- [INSTRUCTIONS TO FOLLOW] Provide an exact reproduction of every entry.

- [TASK INPUTS]

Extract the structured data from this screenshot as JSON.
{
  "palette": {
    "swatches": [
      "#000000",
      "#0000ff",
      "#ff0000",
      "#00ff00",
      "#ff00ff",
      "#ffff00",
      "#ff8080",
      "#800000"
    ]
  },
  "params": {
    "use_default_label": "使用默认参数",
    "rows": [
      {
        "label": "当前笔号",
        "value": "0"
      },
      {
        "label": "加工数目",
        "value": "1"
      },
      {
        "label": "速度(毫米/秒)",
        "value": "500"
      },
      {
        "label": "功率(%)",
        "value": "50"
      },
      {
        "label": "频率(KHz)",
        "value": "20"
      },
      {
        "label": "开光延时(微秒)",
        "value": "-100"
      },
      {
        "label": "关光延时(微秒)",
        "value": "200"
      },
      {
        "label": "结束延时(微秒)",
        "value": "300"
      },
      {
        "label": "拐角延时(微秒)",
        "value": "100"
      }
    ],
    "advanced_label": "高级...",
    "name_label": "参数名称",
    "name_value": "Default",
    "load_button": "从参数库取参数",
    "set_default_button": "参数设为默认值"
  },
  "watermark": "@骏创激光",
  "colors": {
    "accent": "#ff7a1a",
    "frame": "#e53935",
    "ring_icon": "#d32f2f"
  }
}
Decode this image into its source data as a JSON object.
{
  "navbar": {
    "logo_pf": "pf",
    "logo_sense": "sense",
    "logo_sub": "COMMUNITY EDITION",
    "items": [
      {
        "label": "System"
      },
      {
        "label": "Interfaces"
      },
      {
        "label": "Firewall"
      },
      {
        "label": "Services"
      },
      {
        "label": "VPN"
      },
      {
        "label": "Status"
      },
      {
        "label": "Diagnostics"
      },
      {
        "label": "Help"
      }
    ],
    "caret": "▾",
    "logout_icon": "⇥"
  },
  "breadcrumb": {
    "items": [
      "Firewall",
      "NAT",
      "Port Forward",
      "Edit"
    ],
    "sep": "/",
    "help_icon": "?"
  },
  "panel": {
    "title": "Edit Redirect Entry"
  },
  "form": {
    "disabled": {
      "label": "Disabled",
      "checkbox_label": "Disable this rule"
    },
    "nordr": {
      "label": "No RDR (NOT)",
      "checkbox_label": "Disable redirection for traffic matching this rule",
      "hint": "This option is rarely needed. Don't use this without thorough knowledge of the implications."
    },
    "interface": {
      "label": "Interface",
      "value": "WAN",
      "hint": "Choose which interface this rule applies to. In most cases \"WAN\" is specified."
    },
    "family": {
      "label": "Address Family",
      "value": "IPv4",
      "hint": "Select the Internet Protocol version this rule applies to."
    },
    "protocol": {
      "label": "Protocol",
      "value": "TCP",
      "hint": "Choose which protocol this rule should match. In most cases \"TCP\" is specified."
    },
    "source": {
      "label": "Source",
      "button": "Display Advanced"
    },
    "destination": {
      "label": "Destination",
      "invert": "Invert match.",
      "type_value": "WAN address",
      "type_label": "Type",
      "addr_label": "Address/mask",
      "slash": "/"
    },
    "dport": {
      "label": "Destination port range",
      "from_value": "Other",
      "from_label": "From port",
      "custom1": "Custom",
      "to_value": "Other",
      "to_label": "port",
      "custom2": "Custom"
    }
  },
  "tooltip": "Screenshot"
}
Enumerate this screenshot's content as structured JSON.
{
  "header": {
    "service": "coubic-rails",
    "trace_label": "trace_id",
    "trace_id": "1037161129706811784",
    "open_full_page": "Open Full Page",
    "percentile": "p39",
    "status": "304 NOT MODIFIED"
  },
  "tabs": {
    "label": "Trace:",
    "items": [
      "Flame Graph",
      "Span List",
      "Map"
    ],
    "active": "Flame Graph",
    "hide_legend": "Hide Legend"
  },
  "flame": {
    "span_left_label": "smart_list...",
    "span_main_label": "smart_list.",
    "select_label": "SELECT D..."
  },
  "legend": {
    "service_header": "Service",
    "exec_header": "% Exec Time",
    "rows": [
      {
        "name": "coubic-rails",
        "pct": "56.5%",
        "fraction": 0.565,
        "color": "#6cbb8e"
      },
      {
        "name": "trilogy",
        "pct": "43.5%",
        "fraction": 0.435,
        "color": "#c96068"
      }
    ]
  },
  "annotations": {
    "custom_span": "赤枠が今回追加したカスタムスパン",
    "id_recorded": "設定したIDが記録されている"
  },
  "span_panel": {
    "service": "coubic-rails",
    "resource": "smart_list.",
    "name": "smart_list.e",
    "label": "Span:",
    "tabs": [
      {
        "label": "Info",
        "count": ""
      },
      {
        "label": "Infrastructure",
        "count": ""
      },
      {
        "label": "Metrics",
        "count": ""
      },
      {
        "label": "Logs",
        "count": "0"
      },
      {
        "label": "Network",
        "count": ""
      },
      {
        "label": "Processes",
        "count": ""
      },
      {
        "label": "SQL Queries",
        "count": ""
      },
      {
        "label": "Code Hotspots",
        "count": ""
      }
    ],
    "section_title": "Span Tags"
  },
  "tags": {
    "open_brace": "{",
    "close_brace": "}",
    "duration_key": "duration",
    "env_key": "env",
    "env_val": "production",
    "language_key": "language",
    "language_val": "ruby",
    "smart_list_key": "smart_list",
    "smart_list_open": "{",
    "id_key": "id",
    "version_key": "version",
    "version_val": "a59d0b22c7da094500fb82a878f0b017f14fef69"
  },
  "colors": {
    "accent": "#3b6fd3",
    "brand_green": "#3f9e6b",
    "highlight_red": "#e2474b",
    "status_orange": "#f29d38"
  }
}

- [EXERCISE RESULT]
Extract the structured data from this screenshot as JSON.
{
  "palette": {
    "swatches": [
      "#000000",
      "#0000ff",
      "#ff0000",
      "#00ff00",
      "#ff00ff",
      "#ffff00",
      "#ff8080",
      "#800000"
    ]
  },
  "params": {
    "use_default_label": "使用默认参数",
    "rows": [
      {
        "label": "当前笔号",
        "value": "0"
      },
      {
        "label": "加工数目",
        "value": "1"
      },
      {
        "label": "速度(毫米/秒)",
        "value": "500"
      },
      {
        "label": "功率(%)",
        "value": "50"
      },
      {
        "label": "频率(KHz)",
        "value": "20"
      },
      {
        "label": "开光延时(微秒)",
        "value": "-100"
      },
      {
        "label": "关光延时(微秒)",
        "value": "200"
      },
      {
        "label": "结束延时(微秒)",
        "value": "300"
      },
      {
        "label": "拐角延时(微秒)",
        "value": "100"
      }
    ],
    "advanced_label": "高级...",
    "name_label": "参数名称",
    "name_value": "Default",
    "load_button": "从参数库取参数",
    "set_default_button": "参数设为默认值"
  },
  "watermark": "@骏创激光",
  "colors": {
    "accent": "#ff7a1a",
    "frame": "#e53935",
    "ring_icon": "#d32f2f"
  }
}
Decode this image into its source data as a JSON object.
{
  "navbar": {
    "logo_pf": "pf",
    "logo_sense": "sense",
    "logo_sub": "COMMUNITY EDITION",
    "items": [
      {
        "label": "System"
      },
      {
        "label": "Interfaces"
      },
      {
        "label": "Firewall"
      },
      {
        "label": "Services"
      },
      {
        "label": "VPN"
      },
      {
        "label": "Status"
      },
      {
        "label": "Diagnostics"
      },
      {
        "label": "Help"
      }
    ],
    "caret": "▾",
    "logout_icon": "⇥"
  },
  "breadcrumb": {
    "items": [
      "Firewall",
      "NAT",
      "Port Forward",
      "Edit"
    ],
    "sep": "/",
    "help_icon": "?"
  },
  "panel": {
    "title": "Edit Redirect Entry"
  },
  "form": {
    "disabled": {
      "label": "Disabled",
      "checkbox_label": "Disable this rule"
    },
    "nordr": {
      "label": "No RDR (NOT)",
      "checkbox_label": "Disable redirection for traffic matching this rule",
      "hint": "This option is rarely needed. Don't use this without thorough knowledge of the implications."
    },
    "interface": {
      "label": "Interface",
      "value": "WAN",
      "hint": "Choose which interface this rule applies to. In most cases \"WAN\" is specified."
    },
    "family": {
      "label": "Address Family",
      "value": "IPv4",
      "hint": "Select the Internet Protocol version this rule applies to."
    },
    "protocol": {
      "label": "Protocol",
      "value": "TCP",
      "hint": "Choose which protocol this rule should match. In most cases \"TCP\" is specified."
    },
    "source": {
      "label": "Source",
      "button": "Display Advanced"
    },
    "destination": {
      "label": "Destination",
      "invert": "Invert match.",
      "type_value": "WAN address",
      "type_label": "Type",
      "addr_label": "Address/mask",
      "slash": "/"
    },
    "dport": {
      "label": "Destination port range",
      "from_value": "Other",
      "from_label": "From port",
      "custom1": "Custom",
      "to_value": "Other",
      "to_label": "port",
      "custom2": "Custom"
    }
  },
  "tooltip": "Screenshot"
}
Enumerate this screenshot's content as structured JSON.
{
  "header": {
    "service": "coubic-rails",
    "trace_label": "trace_id",
    "trace_id": "1037161129706811784",
    "open_full_page": "Open Full Page",
    "percentile": "p39",
    "status": "304 NOT MODIFIED"
  },
  "tabs": {
    "label": "Trace:",
    "items": [
      "Flame Graph",
      "Span List",
      "Map"
    ],
    "active": "Flame Graph",
    "hide_legend": "Hide Legend"
  },
  "flame": {
    "span_left_label": "smart_list...",
    "span_main_label": "smart_list.",
    "select_label": "SELECT D..."
  },
  "legend": {
    "service_header": "Service",
    "exec_header": "% Exec Time",
    "rows": [
      {
        "name": "coubic-rails",
        "pct": "56.5%",
        "fraction": 0.565,
        "color": "#6cbb8e"
      },
      {
        "name": "trilogy",
        "pct": "43.5%",
        "fraction": 0.435,
        "color": "#c96068"
      }
    ]
  },
  "annotations": {
    "custom_span": "赤枠が今回追加したカスタムスパン",
    "id_recorded": "設定したIDが記録されている"
  },
  "span_panel": {
    "service": "coubic-rails",
    "resource": "smart_list.",
    "name": "smart_list.e",
    "label": "Span:",
    "tabs": [
      {
        "label": "Info",
        "count": ""
      },
      {
        "label": "Infrastructure",
        "count": ""
      },
      {
        "label": "Metrics",
        "count": ""
      },
      {
        "label": "Logs",
        "count": "0"
      },
      {
        "label": "Network",
        "count": ""
      },
      {
        "label": "Processes",
        "count": ""
      },
      {
        "label": "SQL Queries",
        "count": ""
      },
      {
        "label": "Code Hotspots",
        "count": ""
      }
    ],
    "section_title": "Span Tags"
  },
  "tags": {
    "open_brace": "{",
    "close_brace": "}",
    "duration_key": "duration",
    "env_key": "env",
    "env_val": "production",
    "language_key": "language",
    "language_val": "ruby",
    "smart_list_key": "smart_list",
    "smart_list_open": "{",
    "id_key": "id",
    "version_key": "version",
    "version_val": "a59d0b22c7da094500fb82a878f0b017f14fef69"
  },
  "colors": {
    "accent": "#3b6fd3",
    "brand_green": "#3f9e6b",
    "highlight_red": "#e2474b",
    "status_orange": "#f29d38"
  }
}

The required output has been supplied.